Parental relocation can be a big concern for parents sharing custody of their child. Parents wishing to relocate, as well as parents opposing a relocation request, may have many questions about parental relocation that they need answers to.
Parental relocation of the custodial parent can be a significant stressor for parents and children and can throw a wrench in in an existing child custody arrangement. A noncustodial parent may want to dispute a parental relocation request because of the impact it will have on child custody or visitation agreement. The parent requesting the relocation may believe they have valid reasons for requesting it.
As is true of all child custody concerns, what is in the best interests of the child is what the family law court will use to determine if the parental relocation request should be granted. In some circumstances, a parental relocation may be for a valid reason such as a relocation for a better job, for an educational opportunity or to be nearer to family who can help with child care. Parents can agree to a proposed relocation via express consent or when notice is provided and consent is given. The court may evaluate a parental relocation request based on distance or if there is a good faith basis for the request.

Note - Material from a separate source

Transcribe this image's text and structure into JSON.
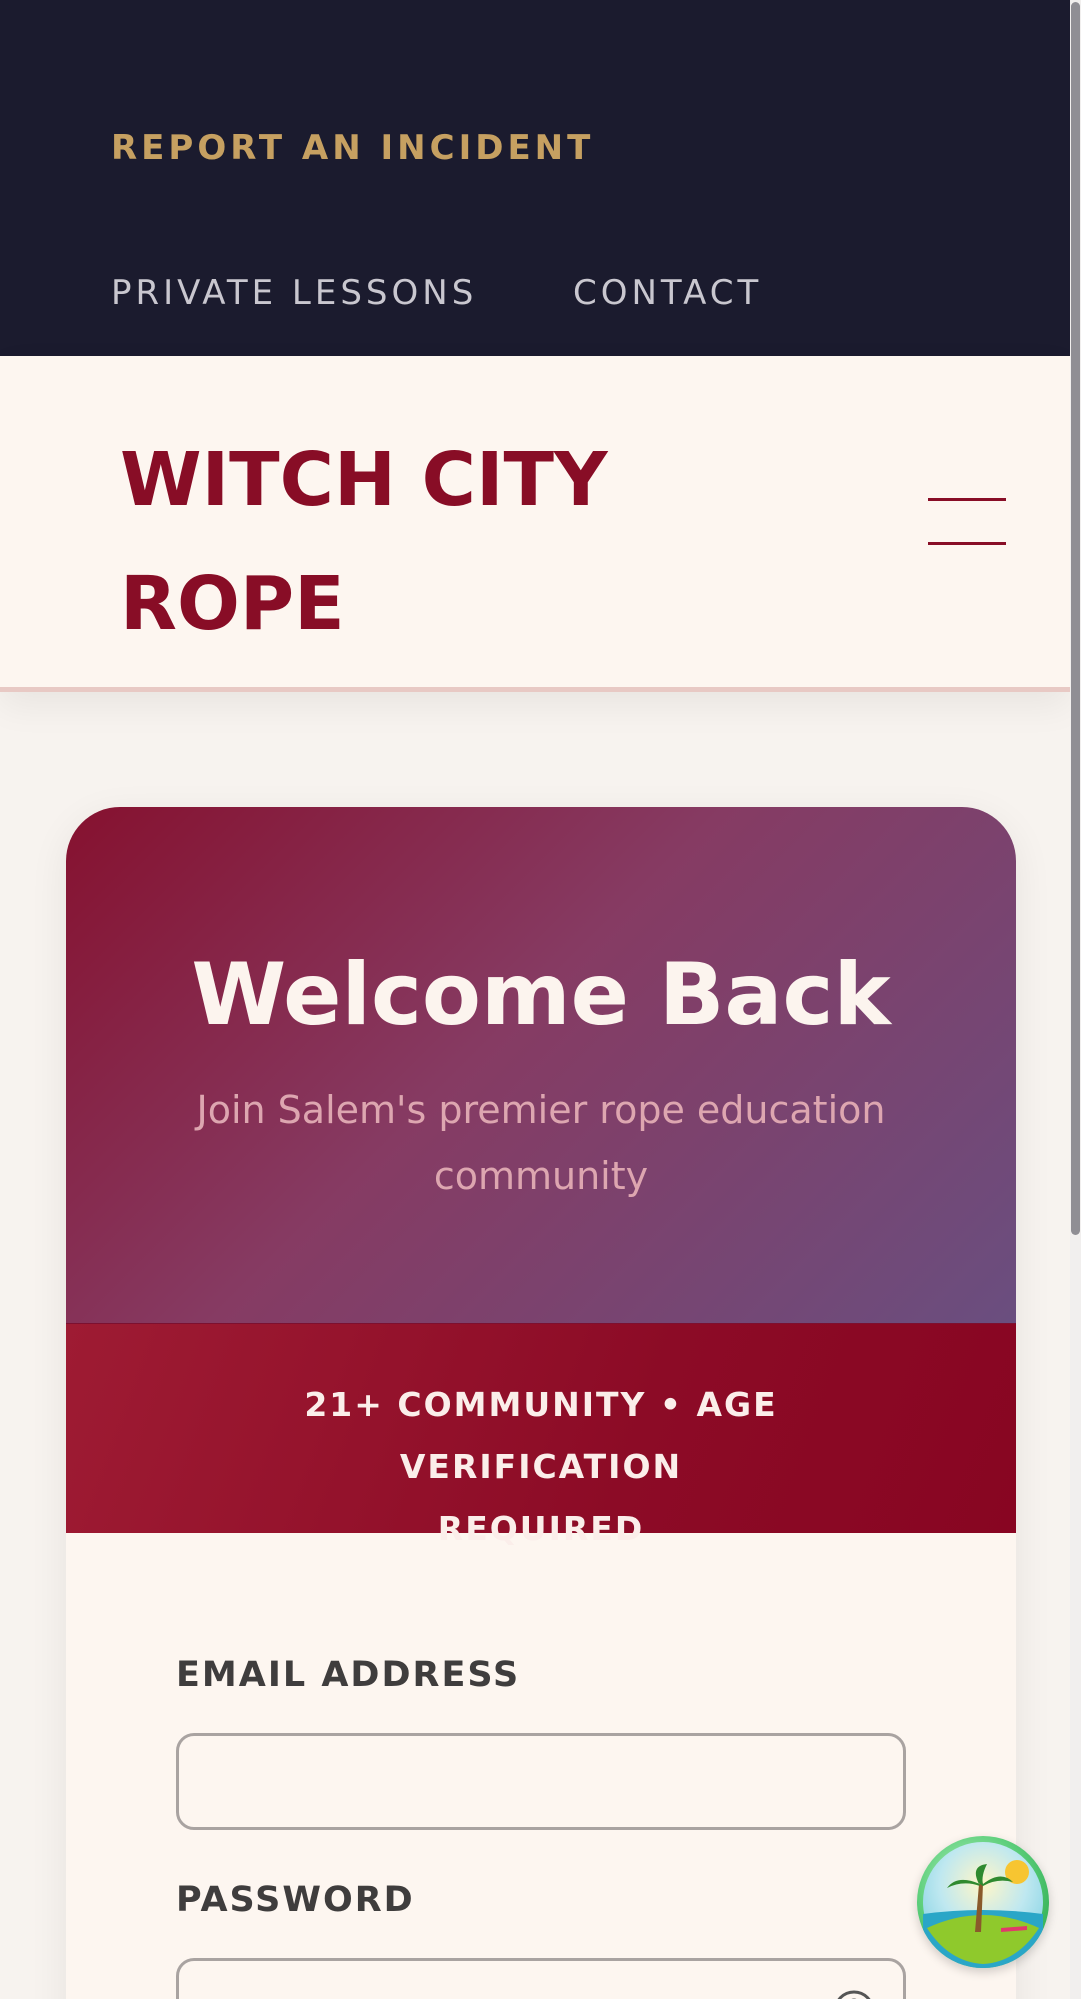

Whenever the family law court is assessing a child custody-related concern, it will make sure to keep what is in the best interests of the child in view. In addition, parental relocation laws and how the family law process will handle a parental relocation request can vary by state which is why parents should be familiar with the child custody laws in their state.